What you should do =
Check every line of the data for the string "какой" and copy the ones that have it.

Supplied records =
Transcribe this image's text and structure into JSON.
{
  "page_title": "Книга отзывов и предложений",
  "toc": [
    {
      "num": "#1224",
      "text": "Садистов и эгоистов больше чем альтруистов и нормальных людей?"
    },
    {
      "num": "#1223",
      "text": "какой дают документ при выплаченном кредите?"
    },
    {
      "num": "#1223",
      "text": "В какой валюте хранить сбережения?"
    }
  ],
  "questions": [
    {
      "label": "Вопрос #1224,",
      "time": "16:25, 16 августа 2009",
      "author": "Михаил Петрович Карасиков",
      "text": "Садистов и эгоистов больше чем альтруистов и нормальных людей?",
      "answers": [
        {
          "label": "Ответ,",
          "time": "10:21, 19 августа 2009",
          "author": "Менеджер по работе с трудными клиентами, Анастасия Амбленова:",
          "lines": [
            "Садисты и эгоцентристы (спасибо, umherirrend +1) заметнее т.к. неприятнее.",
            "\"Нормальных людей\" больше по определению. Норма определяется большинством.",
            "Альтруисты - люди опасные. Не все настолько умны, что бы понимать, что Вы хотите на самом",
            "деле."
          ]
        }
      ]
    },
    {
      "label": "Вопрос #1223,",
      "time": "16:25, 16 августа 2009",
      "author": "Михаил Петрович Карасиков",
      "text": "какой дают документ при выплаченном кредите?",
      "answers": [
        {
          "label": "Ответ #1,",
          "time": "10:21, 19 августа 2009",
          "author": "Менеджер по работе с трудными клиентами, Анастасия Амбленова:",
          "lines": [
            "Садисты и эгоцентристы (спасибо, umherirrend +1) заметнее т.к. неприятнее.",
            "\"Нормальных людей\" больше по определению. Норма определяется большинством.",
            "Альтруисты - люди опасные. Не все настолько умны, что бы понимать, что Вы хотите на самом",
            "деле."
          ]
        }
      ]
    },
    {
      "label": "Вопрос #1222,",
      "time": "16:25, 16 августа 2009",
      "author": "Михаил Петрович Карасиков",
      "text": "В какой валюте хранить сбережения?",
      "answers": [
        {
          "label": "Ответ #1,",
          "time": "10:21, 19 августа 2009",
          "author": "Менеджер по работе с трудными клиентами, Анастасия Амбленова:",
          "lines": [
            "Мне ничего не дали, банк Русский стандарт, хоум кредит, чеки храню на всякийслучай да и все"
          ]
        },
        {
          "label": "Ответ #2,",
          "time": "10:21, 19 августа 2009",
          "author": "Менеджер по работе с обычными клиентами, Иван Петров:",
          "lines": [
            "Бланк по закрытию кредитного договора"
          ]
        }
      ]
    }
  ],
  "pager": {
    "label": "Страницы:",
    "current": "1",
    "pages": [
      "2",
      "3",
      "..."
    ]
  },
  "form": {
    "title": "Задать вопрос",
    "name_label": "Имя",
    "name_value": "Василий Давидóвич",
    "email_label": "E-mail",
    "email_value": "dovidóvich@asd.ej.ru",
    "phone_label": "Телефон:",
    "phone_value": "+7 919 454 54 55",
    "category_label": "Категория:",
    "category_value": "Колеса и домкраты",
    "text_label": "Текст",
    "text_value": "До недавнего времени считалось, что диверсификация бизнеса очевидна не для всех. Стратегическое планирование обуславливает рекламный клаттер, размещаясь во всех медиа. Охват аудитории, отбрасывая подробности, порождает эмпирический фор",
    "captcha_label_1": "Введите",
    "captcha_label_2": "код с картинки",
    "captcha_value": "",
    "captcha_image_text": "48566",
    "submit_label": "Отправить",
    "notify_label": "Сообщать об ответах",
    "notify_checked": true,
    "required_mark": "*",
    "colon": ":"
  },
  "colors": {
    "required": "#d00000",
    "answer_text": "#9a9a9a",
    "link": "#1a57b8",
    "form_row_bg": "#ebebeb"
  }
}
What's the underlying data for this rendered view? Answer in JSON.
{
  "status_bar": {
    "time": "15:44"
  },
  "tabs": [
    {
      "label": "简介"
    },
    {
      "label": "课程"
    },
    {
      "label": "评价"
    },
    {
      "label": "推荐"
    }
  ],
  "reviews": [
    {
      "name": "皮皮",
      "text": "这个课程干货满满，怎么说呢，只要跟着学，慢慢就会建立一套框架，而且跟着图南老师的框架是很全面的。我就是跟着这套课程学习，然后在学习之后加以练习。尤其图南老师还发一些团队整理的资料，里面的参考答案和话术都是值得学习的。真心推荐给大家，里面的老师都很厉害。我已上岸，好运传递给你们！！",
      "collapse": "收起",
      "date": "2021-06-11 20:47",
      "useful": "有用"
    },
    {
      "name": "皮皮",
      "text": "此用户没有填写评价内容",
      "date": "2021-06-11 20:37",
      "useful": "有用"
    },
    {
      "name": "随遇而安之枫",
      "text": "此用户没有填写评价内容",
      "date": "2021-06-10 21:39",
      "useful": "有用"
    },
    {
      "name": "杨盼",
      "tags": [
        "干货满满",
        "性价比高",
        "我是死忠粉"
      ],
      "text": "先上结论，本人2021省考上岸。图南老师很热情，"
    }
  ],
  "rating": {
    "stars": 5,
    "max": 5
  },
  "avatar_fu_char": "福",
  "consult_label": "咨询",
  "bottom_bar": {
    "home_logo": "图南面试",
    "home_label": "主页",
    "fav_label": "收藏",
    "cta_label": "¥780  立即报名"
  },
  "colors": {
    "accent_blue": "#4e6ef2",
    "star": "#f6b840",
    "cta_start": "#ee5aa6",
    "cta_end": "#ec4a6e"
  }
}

Answer area =
      "text": "какой дают документ при выплаченном кредите?"
      "text": "В какой валюте хранить сбережения?"
      "text": "какой дают документ при выплаченном кредите?",
      "text": "В какой валюте хранить сбережения?",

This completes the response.